“We kind of want to give back because it's so expensive to make a film," said Mayo. “We want people to take that money and buy a camera, or take the money and buy a microphone or something that they need.”
The festival's community partners include local film collective I AM SUS, FLAVAR co, Global Filmz Productionz, Cultural Council for Palm Beach County and the Palm Beach Film Commission.
Mayo recently opened a new location of his signature Subculture coffee shop at Boca Raton's Mizner Park — home to his other well-known restaurant joints, Kapow! Noodle Bar and The Dubliner Irish Pub. He said he had always wanted to work in the film industry but instead “fell into the restaurant business.”
15 years ago Mayo was part of the group who operated the Flo Film Festival and the West Palm Beach Independent Film Festival. And now, instead of annual events, he wants to expand the celebration of film and entertainment into a yearly, monthly and even daily occurrence.
Remember the storefront radio station 108 We-Love Radio, in Spike Lee’s film “Do The Right Thing”? Well, in two weeks, Mayo plans to launch Subculture Radio, a 24-7 storefront radio station at his Respectable Street venue in West Palm Beach. At Subculture Radio a rotation of DJs will answer to people who walk up to a small window in the storefront. People can request music, or even a send a positive message to loved one. Locals can listen through Subculture Radio’s phone app.
Mayo says merging these interactive projects together adds cohesiveness to the intimate, accessible spaces creative people have in the county.

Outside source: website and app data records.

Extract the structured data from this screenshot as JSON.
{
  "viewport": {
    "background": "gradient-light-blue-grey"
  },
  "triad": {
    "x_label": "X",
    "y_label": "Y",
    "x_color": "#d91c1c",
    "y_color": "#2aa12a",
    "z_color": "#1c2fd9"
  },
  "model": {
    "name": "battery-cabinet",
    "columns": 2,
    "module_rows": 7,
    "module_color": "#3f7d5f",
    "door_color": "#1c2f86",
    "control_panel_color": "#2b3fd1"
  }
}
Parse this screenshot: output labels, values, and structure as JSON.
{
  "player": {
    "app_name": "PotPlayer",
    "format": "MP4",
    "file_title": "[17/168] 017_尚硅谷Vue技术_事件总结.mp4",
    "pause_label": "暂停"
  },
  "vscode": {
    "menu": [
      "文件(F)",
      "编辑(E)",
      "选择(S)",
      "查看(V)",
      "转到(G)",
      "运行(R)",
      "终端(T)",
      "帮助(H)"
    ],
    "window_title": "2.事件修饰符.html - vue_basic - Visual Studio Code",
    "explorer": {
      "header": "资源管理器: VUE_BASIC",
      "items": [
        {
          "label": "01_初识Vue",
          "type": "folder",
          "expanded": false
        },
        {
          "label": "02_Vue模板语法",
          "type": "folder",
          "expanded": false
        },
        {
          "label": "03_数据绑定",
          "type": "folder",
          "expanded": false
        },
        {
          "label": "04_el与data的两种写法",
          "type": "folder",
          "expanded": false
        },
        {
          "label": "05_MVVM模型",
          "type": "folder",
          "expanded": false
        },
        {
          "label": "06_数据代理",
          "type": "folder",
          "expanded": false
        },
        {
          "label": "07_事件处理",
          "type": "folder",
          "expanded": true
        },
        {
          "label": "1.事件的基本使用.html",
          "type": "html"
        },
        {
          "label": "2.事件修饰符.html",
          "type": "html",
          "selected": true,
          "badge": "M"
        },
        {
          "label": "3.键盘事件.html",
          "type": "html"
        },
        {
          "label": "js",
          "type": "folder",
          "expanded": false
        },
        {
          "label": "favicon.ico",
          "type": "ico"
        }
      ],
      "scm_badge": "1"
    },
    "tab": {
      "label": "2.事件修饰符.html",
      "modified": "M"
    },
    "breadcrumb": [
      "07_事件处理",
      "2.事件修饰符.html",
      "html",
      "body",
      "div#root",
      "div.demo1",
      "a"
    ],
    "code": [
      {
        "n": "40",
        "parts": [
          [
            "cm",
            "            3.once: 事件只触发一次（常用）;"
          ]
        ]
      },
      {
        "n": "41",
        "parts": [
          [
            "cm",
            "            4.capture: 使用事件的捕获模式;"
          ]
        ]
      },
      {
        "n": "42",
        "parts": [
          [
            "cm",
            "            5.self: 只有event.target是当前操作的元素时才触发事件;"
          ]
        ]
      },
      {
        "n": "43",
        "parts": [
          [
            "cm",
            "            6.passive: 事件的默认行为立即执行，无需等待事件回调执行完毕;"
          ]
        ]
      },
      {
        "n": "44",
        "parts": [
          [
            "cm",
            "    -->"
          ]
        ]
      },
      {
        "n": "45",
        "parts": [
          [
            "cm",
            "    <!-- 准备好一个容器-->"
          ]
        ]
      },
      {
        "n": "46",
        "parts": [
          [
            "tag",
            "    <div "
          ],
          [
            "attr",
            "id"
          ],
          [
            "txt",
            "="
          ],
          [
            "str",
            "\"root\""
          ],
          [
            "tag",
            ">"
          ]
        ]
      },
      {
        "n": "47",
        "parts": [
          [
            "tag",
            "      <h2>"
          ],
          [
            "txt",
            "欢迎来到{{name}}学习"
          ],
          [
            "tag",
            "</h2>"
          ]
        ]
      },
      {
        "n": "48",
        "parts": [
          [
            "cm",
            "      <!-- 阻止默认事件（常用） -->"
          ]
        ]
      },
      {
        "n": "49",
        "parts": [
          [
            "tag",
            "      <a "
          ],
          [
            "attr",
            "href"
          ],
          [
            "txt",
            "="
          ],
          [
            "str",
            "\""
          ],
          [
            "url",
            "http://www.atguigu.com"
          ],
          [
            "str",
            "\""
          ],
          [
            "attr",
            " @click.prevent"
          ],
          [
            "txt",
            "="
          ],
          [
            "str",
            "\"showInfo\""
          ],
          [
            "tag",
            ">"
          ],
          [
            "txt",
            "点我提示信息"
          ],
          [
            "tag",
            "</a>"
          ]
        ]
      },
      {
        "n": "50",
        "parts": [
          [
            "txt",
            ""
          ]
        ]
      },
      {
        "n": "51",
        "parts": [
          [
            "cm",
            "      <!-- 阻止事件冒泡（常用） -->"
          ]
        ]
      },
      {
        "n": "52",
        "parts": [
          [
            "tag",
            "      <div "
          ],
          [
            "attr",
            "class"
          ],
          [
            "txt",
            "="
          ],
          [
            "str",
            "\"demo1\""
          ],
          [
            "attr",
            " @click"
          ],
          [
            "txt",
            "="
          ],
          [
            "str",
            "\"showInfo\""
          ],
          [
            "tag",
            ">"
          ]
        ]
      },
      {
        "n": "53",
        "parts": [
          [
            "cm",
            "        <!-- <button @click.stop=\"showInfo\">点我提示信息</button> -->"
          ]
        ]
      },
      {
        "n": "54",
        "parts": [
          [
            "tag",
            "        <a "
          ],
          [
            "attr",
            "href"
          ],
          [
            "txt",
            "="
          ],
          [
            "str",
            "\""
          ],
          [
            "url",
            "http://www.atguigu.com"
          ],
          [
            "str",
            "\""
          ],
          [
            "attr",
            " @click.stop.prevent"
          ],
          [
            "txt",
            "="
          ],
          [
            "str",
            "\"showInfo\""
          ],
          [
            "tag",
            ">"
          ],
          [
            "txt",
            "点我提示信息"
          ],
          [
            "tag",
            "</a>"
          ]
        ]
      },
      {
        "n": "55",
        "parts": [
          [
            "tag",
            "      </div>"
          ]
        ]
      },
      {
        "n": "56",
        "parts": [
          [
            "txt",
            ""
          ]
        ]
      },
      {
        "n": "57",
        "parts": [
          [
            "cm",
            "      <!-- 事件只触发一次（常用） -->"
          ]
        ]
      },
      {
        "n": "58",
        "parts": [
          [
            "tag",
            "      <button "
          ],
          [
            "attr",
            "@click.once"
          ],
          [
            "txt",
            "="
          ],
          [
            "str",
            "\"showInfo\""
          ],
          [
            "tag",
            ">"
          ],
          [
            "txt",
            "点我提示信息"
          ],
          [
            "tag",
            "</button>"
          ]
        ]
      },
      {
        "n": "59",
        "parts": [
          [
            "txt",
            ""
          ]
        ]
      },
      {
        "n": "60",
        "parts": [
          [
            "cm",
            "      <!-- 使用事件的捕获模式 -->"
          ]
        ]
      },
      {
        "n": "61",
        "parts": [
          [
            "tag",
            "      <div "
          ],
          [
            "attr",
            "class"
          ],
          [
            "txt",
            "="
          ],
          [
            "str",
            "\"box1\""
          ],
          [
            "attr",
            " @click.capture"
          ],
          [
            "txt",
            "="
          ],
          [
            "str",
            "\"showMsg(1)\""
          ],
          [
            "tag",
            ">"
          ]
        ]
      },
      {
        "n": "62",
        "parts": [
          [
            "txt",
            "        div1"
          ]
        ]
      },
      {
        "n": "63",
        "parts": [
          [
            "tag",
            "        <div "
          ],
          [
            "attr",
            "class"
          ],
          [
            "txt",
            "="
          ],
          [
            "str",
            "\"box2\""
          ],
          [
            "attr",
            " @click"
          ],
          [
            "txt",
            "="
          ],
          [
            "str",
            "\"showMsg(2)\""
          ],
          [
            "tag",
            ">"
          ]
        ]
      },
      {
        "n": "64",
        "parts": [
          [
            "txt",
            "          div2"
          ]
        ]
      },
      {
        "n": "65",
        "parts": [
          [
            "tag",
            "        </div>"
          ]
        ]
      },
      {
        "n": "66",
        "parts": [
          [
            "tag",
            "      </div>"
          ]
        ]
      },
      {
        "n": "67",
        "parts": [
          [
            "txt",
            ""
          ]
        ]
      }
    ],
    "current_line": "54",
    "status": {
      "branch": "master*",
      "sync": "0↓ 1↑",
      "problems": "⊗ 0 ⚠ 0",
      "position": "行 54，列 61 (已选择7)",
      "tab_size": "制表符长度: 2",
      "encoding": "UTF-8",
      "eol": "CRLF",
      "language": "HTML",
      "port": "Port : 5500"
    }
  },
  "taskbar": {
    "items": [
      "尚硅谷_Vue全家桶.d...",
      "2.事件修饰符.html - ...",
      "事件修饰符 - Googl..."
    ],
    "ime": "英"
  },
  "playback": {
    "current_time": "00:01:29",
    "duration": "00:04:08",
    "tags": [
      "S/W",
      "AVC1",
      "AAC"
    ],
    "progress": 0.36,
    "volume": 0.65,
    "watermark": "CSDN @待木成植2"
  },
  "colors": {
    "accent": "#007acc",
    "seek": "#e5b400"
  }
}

“It's about the culture of our community,” said Mayo. “It's not the mainstream.”